31 Jan ssssssht
Of late I read in my national newspaper an interview with a 9 year old schoolgirl. She mentioned that it was so relaxing when her teacher started to play classical music during the lesson when all kids were supposed to practice writing. My first thought was: this must be an elite school. Schools in urban areas have firstly not the opportunity to do that (no equipment). Second, children will not be interested and the teacher will not have an education in this area. But then it came to my mind that when I was a 4th grader we had a very popular teacher who played the guitar on Friday afternoon, when we had worked hard during that week and sometimes when he wanted us to sing, he also took his guitar and started to play. By the way, I forgot what kind of music his favourite (in the mid-fifties….!) was like.
I don’t know how problematic the subject is in schools. Never heard about that from schools in the European countries except for the Netherlands.
|The prejudice in The Netherlands is: the Dutch cannot sing and have not any feeling for music. However, they have one of the best orchestras in the world and the famous Concertgebouw as music hall in Amsterdam. A television documentary gave me some explanation. It was during the 16th century’s uprising against the Spaniards, expressed in the shape of competing religions that the Northern part of Holland supported a certain religious stream (Calvinism) , which made them more insensitive to quality music. “Music was for joy” and there is the devil.
This was the start of a difficult relationship with music by the Dutch until nowadays. I am curious about other European countries. It looks like there is a close relationship between music and religion at least in Western Europe: the more music plays a role in the country’s religion/religious buildings the better they are in music and open for music in general. Is that true?
In the Netherlands teachers really experience the subject as problematic. They feel uncertain, not equipped enough, shameful about what colleagues can hear in the classroom next door. And there for some national initiatives – even supported by the queen – have been started.
Yet, I really think there is something wrong with this subject in primary education….

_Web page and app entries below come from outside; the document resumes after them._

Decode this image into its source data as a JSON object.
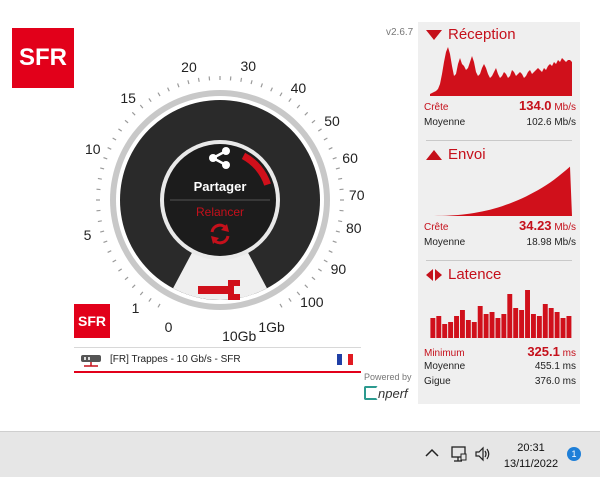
{
  "brand": {
    "logo_text": "SFR",
    "color": "#e2001a"
  },
  "version": "v2.6.7",
  "gauge": {
    "scale_labels": [
      "0",
      "1",
      "5",
      "10",
      "15",
      "20",
      "30",
      "40",
      "50",
      "60",
      "70",
      "80",
      "90",
      "100",
      "1Gb",
      "10Gb"
    ],
    "share_label": "Partager",
    "restart_label": "Relancer",
    "accent_color": "#c5101b"
  },
  "server": {
    "name": "[FR] Trappes - 10 Gb/s - SFR",
    "flag": "france-flag"
  },
  "footer": {
    "powered_by": "Powered by",
    "nperf_logo_text": "nperf"
  },
  "reception": {
    "title": "Réception",
    "peak_label": "Crête",
    "peak_value": "134.0",
    "peak_unit": "Mb/s",
    "avg_label": "Moyenne",
    "avg_value": "102.6 Mb/s"
  },
  "envoi": {
    "title": "Envoi",
    "peak_label": "Crête",
    "peak_value": "34.23",
    "peak_unit": "Mb/s",
    "avg_label": "Moyenne",
    "avg_value": "18.98 Mb/s"
  },
  "latence": {
    "title": "Latence",
    "min_label": "Minimum",
    "min_value": "325.1",
    "min_unit": "ms",
    "avg_label": "Moyenne",
    "avg_value": "455.1 ms",
    "jitter_label": "Gigue",
    "jitter_value": "376.0 ms"
  },
  "taskbar": {
    "time": "20:31",
    "date": "13/11/2022",
    "notification_count": "1",
    "icons": [
      "chevron-up-icon",
      "network-icon",
      "volume-icon"
    ]
  }
}
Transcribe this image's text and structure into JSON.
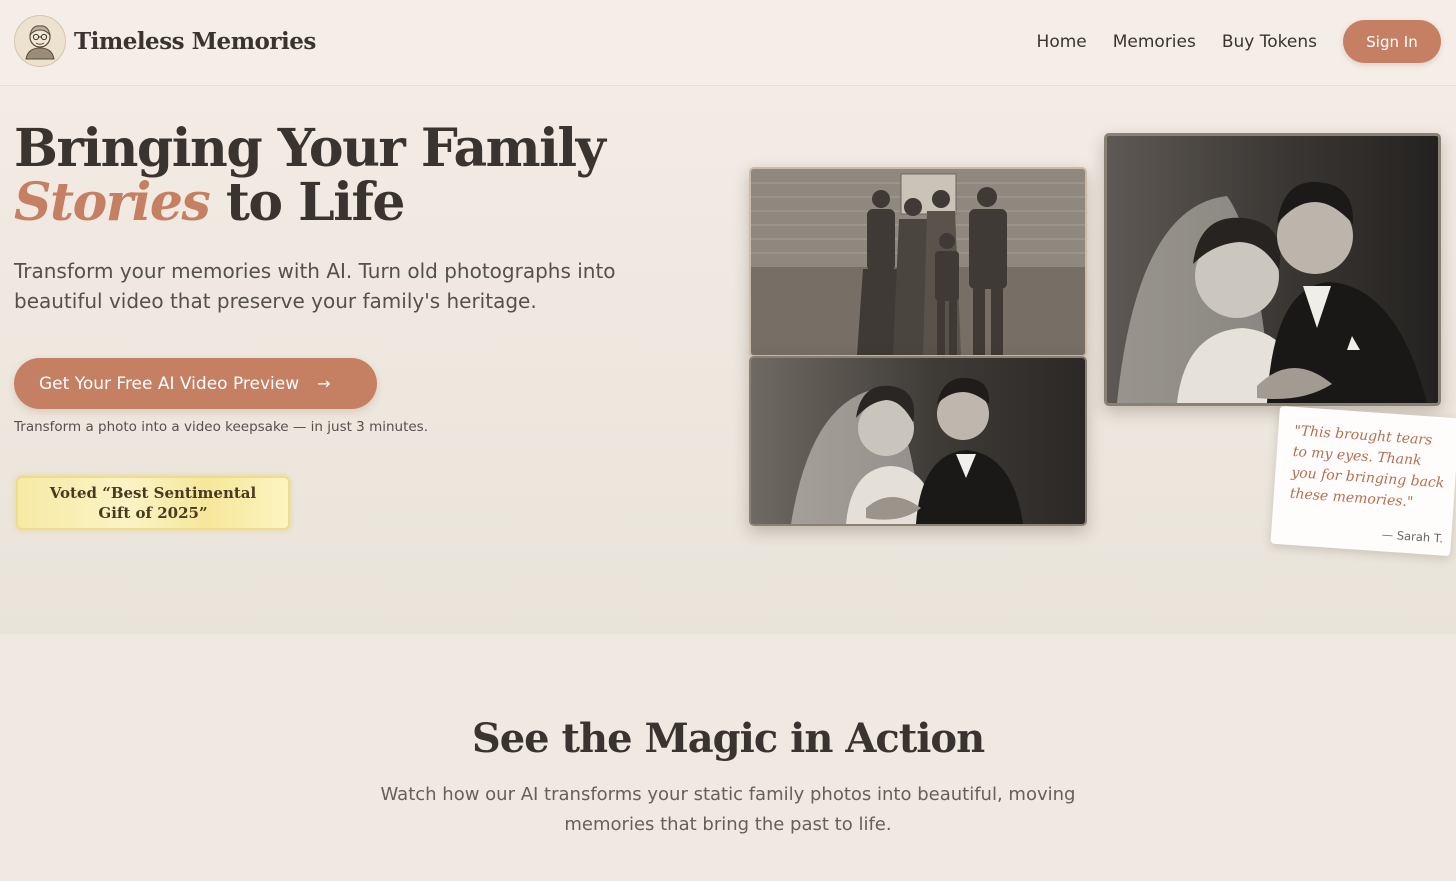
{
  "header": {
    "brand_name": "Timeless Memories",
    "logo_icon": "grandmother-portrait-icon",
    "nav": {
      "home": "Home",
      "memories": "Memories",
      "buy_tokens": "Buy Tokens"
    },
    "sign_in": "Sign In"
  },
  "hero": {
    "headline_line1": "Bringing Your Family",
    "headline_accent": "Stories",
    "headline_rest": " to Life",
    "subtitle": "Transform your memories with AI. Turn old photographs into beautiful video that preserve your family's heritage.",
    "cta_label": "Get Your Free AI Video Preview",
    "cta_icon": "arrow-right-icon",
    "caption": "Transform a photo into a video keepsake — in just 3 minutes.",
    "badge_line1": "Voted “Best Sentimental",
    "badge_line2": "Gift of 2025”",
    "testimonial": {
      "quote": "\"This brought tears to my eyes. Thank you for bringing back these memories.\"",
      "author": "— Sarah T."
    }
  },
  "magic": {
    "title": "See the Magic in Action",
    "subtitle": "Watch how our AI transforms your static family photos into beautiful, moving memories that bring the past to life."
  },
  "colors": {
    "accent": "#c57f62",
    "text": "#3a3431",
    "background": "#efe9e1",
    "badge_gold": "#f6eaa4"
  }
}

For me and many others there is the feeling that music is a daily need…..Strange enough …except for the people in schools. SSSSHT is a common expression of teachers. () Why is silence a common order in schools. I think, many people think music – especially very loud – is for outside, for the house painter, for the mason, for street makers and more of that type of jobs. And of course, for youngsters, they are also very loud.
Question: Have you ever tried to sing with your children in the classroom while doing other business, just because you thought : let us have some fun!
And then there are the European curricula on music in schools.
I checked some (Ireland, the UK, Germany, Netherlands, Belgium). The best chance to make ‘noise’ and/or to make music is in the UK. It looks like the curriculum there is the most open for opportunities to make music, to improvise, to listen to , to do it loud, to make classical music. Don’t know if this is true. And it also looks like the British Ministry of Education, having written the curriculum for the schools, is leaving the content to the schools.
And then there is classical music. I don’t think that classical music is an issue in European schools. It is already difficult to have children listening to pop music, as concentration is the issue. Some say that learning to improvise is the solution (see the LTN magazine in the archive of the website edition nr.2/2010 ) and http://journals.sagepub.com/doi/abs/10.1177/0255761415584296?rss=1&.
But…my problem is that arts in general in schools are subordinated in favour of language and math.
And in your country? And why???